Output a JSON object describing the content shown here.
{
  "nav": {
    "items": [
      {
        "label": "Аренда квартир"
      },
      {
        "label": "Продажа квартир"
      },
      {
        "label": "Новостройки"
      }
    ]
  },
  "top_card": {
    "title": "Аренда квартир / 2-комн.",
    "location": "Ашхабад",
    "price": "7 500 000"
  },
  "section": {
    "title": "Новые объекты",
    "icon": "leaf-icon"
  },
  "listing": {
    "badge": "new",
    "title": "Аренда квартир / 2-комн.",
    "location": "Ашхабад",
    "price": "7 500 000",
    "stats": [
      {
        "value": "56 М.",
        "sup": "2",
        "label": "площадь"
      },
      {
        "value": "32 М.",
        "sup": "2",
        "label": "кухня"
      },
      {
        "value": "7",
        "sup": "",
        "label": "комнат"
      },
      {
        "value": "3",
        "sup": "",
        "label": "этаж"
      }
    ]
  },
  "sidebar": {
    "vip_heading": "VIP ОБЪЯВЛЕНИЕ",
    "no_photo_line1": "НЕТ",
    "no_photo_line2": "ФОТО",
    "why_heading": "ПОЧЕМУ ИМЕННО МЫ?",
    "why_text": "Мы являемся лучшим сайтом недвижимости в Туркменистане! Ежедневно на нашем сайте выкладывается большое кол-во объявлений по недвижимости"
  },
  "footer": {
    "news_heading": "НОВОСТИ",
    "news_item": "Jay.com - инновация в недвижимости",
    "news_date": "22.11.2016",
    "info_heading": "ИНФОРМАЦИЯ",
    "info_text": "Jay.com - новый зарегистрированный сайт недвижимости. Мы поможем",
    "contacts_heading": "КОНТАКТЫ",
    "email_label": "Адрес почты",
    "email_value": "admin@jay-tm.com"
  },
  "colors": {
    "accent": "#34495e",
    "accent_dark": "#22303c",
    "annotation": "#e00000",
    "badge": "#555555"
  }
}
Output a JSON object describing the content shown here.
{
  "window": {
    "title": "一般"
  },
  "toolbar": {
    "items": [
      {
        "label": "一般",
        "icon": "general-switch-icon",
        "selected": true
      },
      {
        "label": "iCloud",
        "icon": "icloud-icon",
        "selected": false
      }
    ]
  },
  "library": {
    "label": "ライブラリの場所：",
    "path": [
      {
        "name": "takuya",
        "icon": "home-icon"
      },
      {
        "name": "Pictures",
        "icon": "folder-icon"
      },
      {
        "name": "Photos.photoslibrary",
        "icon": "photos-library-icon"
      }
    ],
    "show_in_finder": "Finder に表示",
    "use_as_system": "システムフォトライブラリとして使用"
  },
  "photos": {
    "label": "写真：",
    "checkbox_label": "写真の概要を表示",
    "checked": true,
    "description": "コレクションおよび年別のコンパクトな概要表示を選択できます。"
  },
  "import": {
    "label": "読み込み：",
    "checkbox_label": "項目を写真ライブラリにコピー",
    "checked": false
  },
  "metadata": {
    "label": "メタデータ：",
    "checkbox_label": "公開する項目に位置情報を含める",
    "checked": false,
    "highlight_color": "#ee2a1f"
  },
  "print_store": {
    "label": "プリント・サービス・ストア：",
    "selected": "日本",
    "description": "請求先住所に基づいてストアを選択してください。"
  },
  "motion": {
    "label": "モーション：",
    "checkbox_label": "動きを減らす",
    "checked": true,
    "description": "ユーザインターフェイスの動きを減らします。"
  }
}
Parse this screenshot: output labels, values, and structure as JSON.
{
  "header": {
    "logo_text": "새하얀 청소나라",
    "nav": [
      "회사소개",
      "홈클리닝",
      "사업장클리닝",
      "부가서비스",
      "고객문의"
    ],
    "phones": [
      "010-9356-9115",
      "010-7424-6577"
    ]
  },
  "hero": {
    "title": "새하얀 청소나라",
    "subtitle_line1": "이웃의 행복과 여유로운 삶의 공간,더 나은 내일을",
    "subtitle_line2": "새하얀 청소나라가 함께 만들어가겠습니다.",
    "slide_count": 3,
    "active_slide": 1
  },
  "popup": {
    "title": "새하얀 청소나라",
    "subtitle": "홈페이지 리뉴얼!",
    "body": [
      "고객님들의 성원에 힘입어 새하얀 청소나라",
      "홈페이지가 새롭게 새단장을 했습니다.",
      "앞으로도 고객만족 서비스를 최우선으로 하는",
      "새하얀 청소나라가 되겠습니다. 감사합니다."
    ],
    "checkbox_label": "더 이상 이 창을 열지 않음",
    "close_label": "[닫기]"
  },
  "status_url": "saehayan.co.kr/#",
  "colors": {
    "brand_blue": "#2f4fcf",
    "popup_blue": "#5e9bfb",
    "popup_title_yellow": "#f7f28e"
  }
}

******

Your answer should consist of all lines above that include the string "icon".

    "icon": "leaf-icon"
        "icon": "general-switch-icon",
        "icon": "icloud-icon",
        "icon": "home-icon"
        "icon": "folder-icon"
        "icon": "photos-library-icon"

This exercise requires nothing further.